> _ABOUT THIS TASK_
Gather all lines from the material that contain "olaf".

> _EXERCISE MATERIAL_
=== Section Start ===

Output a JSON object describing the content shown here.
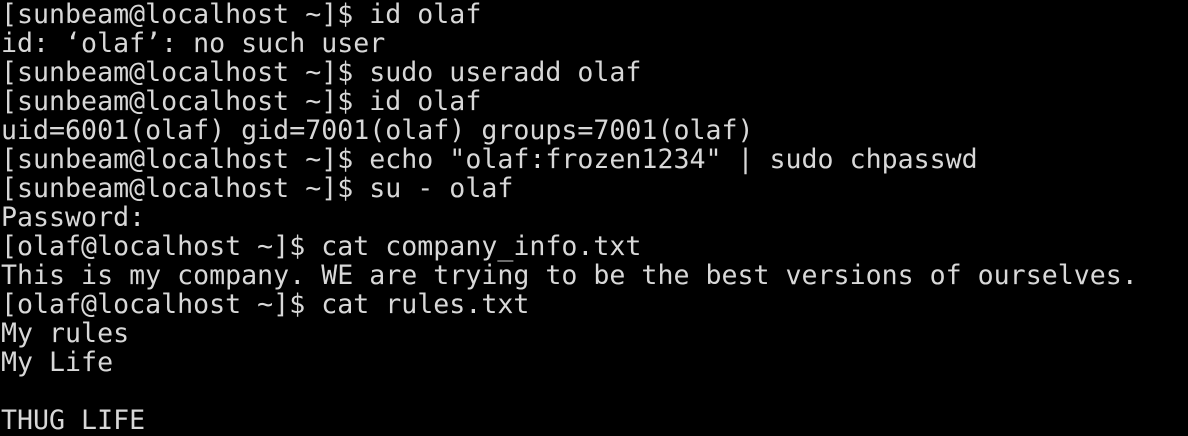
{
  "terminal": {
    "lines": [
      "[sunbeam@localhost ~]$ id olaf",
      "id: ‘olaf’: no such user",
      "[sunbeam@localhost ~]$ sudo useradd olaf",
      "[sunbeam@localhost ~]$ id olaf",
      "uid=6001(olaf) gid=7001(olaf) groups=7001(olaf)",
      "[sunbeam@localhost ~]$ echo \"olaf:frozen1234\" | sudo chpasswd",
      "[sunbeam@localhost ~]$ su - olaf",
      "Password:",
      "[olaf@localhost ~]$ cat company_info.txt",
      "This is my company. WE are trying to be the best versions of ourselves.",
      "[olaf@localhost ~]$ cat rules.txt",
      "My rules",
      "My Life",
      "",
      "THUG LIFE"
    ]
  },
  "colors": {
    "background": "#000000",
    "foreground": "#d8d8d8"
  }
}
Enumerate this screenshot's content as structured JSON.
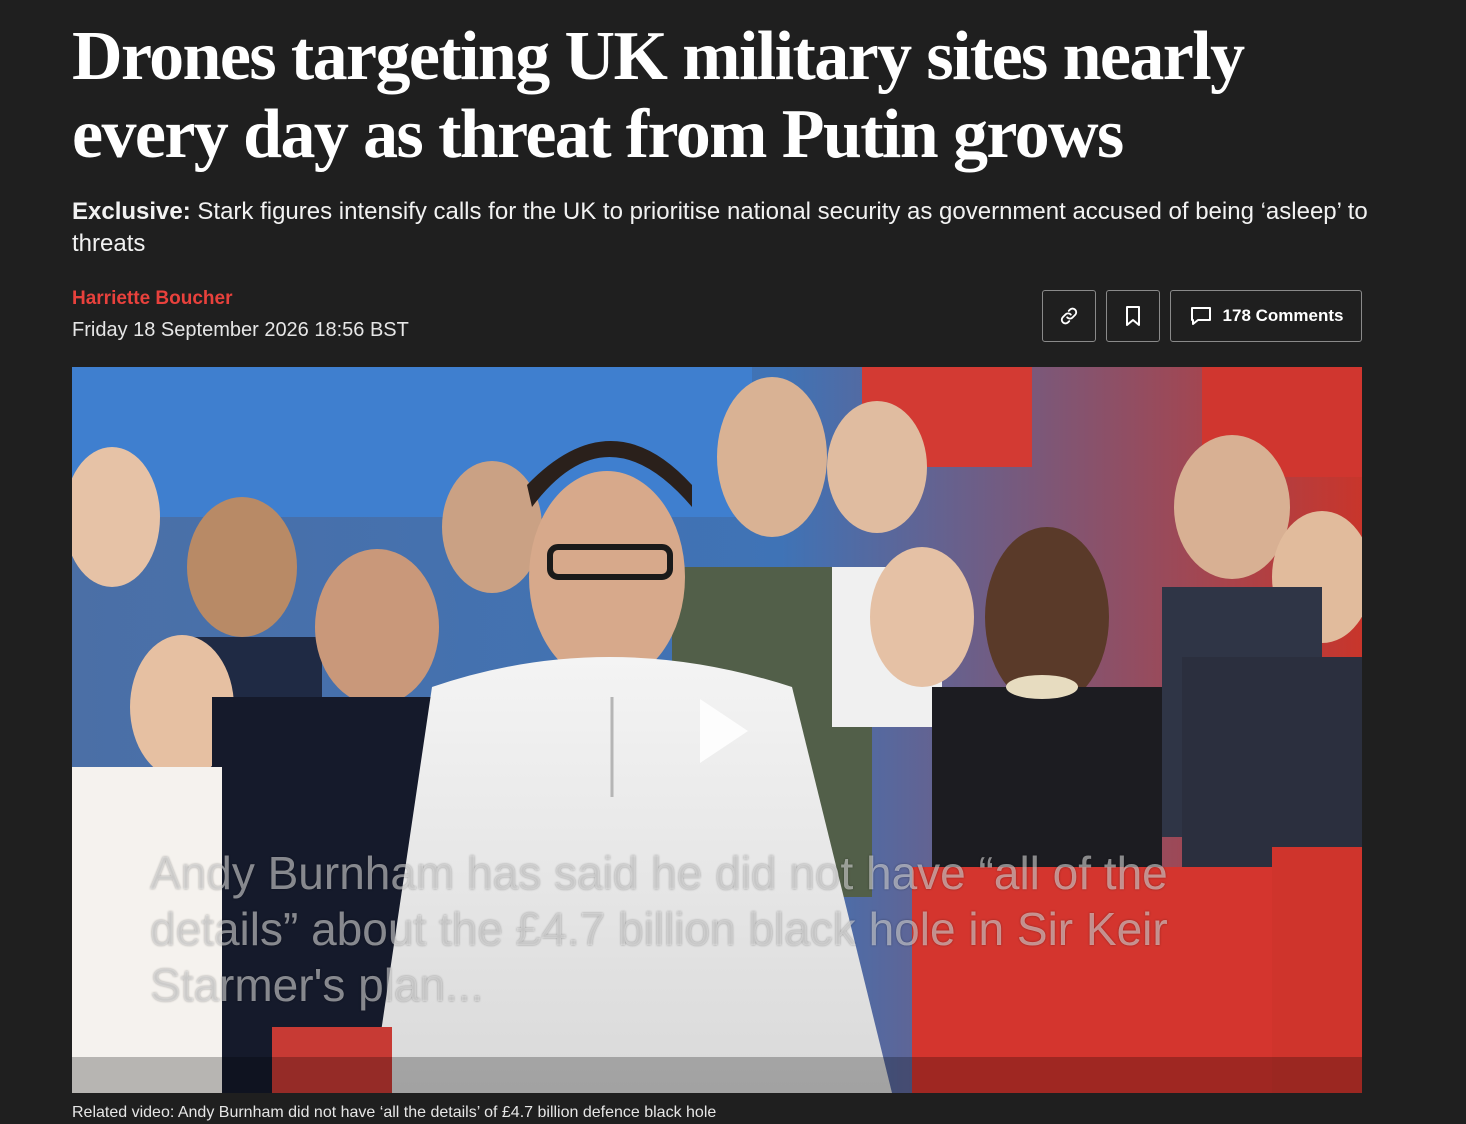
{
  "article": {
    "headline": "Drones targeting UK military sites nearly every day as threat from Putin grows",
    "standfirst_kicker": "Exclusive:",
    "standfirst_text": " Stark figures intensify calls for the UK to prioritise national security as government accused of being ‘asleep’ to threats",
    "author": "Harriette Boucher",
    "dateline": "Friday 18 September 2026 18:56 BST"
  },
  "actions": {
    "share_icon": "link-icon",
    "bookmark_icon": "bookmark-icon",
    "comments_icon": "comment-icon",
    "comments_label": "178 Comments"
  },
  "video": {
    "overlay_text": "Andy Burnham has said he did not have “all of the details” about the £4.7 billion black hole in Sir Keir Starmer's plan...",
    "play_icon": "play-icon",
    "caption": "Related video: Andy Burnham did not have ‘all the details’ of £4.7 billion defence black hole"
  },
  "colors": {
    "background": "#1f1f1f",
    "author": "#e8413c",
    "text": "#f2f2f2"
  }
}
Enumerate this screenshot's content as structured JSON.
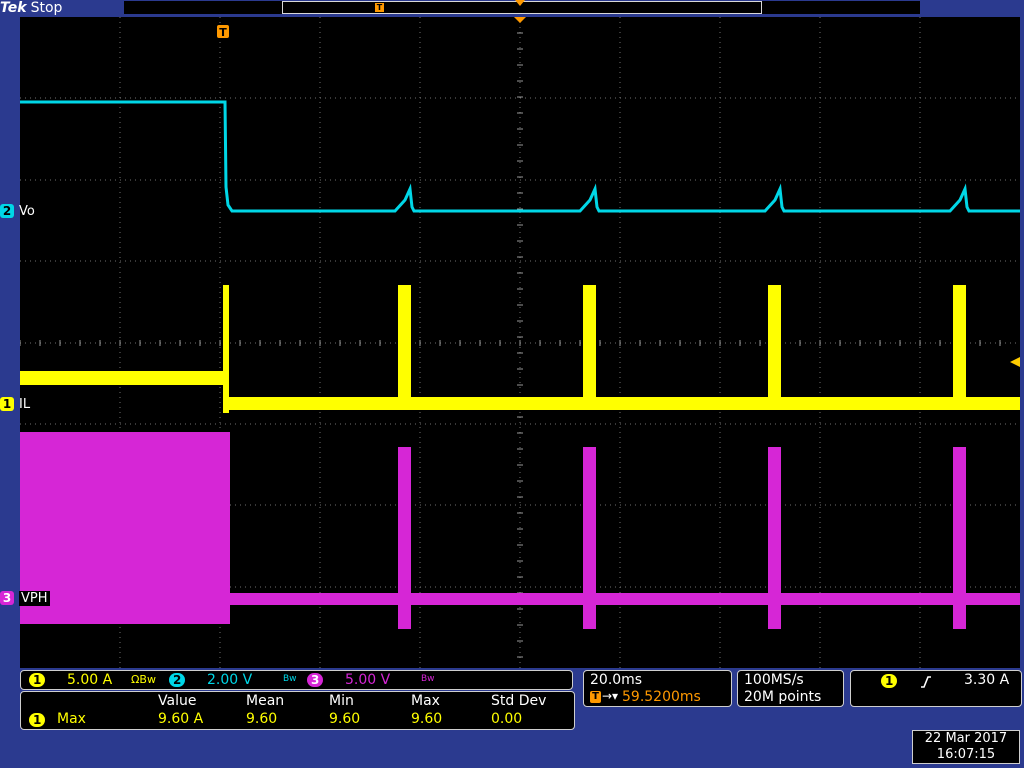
{
  "header": {
    "brand": "Tek",
    "status": "Stop"
  },
  "trigger_marker_label": "T",
  "channels": [
    {
      "num": "2",
      "label": "Vo",
      "color": "#00d7e7"
    },
    {
      "num": "1",
      "label": "IL",
      "color": "#ffff00"
    },
    {
      "num": "3",
      "label": "VPH",
      "color": "#d626d6"
    }
  ],
  "scales": {
    "ch1": {
      "num": "1",
      "value": "5.00 A",
      "suffix": "ΩBw"
    },
    "ch2": {
      "num": "2",
      "value": "2.00 V",
      "suffix": "Bw"
    },
    "ch3": {
      "num": "3",
      "value": "5.00 V",
      "suffix": "Bw"
    }
  },
  "timebase": {
    "per_div": "20.0ms",
    "trigger_pos": "59.5200ms"
  },
  "acquisition": {
    "rate": "100MS/s",
    "points": "20M points"
  },
  "trigger": {
    "source": "1",
    "level": "3.30 A"
  },
  "measurements": {
    "headers": [
      "Value",
      "Mean",
      "Min",
      "Max",
      "Std Dev"
    ],
    "row": {
      "channel": "1",
      "name": "Max",
      "value": "9.60 A",
      "mean": "9.60",
      "min": "9.60",
      "max": "9.60",
      "std": "0.00"
    }
  },
  "datetime": {
    "date": "22 Mar 2017",
    "time": "16:07:15"
  },
  "colors": {
    "ch1": "#ffff00",
    "ch2": "#00d7e7",
    "ch3": "#d626d6",
    "trigger": "#ff9900",
    "grid": "#888888"
  }
}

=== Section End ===

> _SOLUTION_
      "[sunbeam@localhost ~]$ id olaf",
      "id: ‘olaf’: no such user",
      "[sunbeam@localhost ~]$ sudo useradd olaf",
      "[sunbeam@localhost ~]$ id olaf",
      "uid=6001(olaf) gid=7001(olaf) groups=7001(olaf)",
      "[sunbeam@localhost ~]$ echo \"olaf:frozen1234\" | sudo chpasswd",
      "[sunbeam@localhost ~]$ su - olaf",
      "[olaf@localhost ~]$ cat company_info.txt",
      "[olaf@localhost ~]$ cat rules.txt",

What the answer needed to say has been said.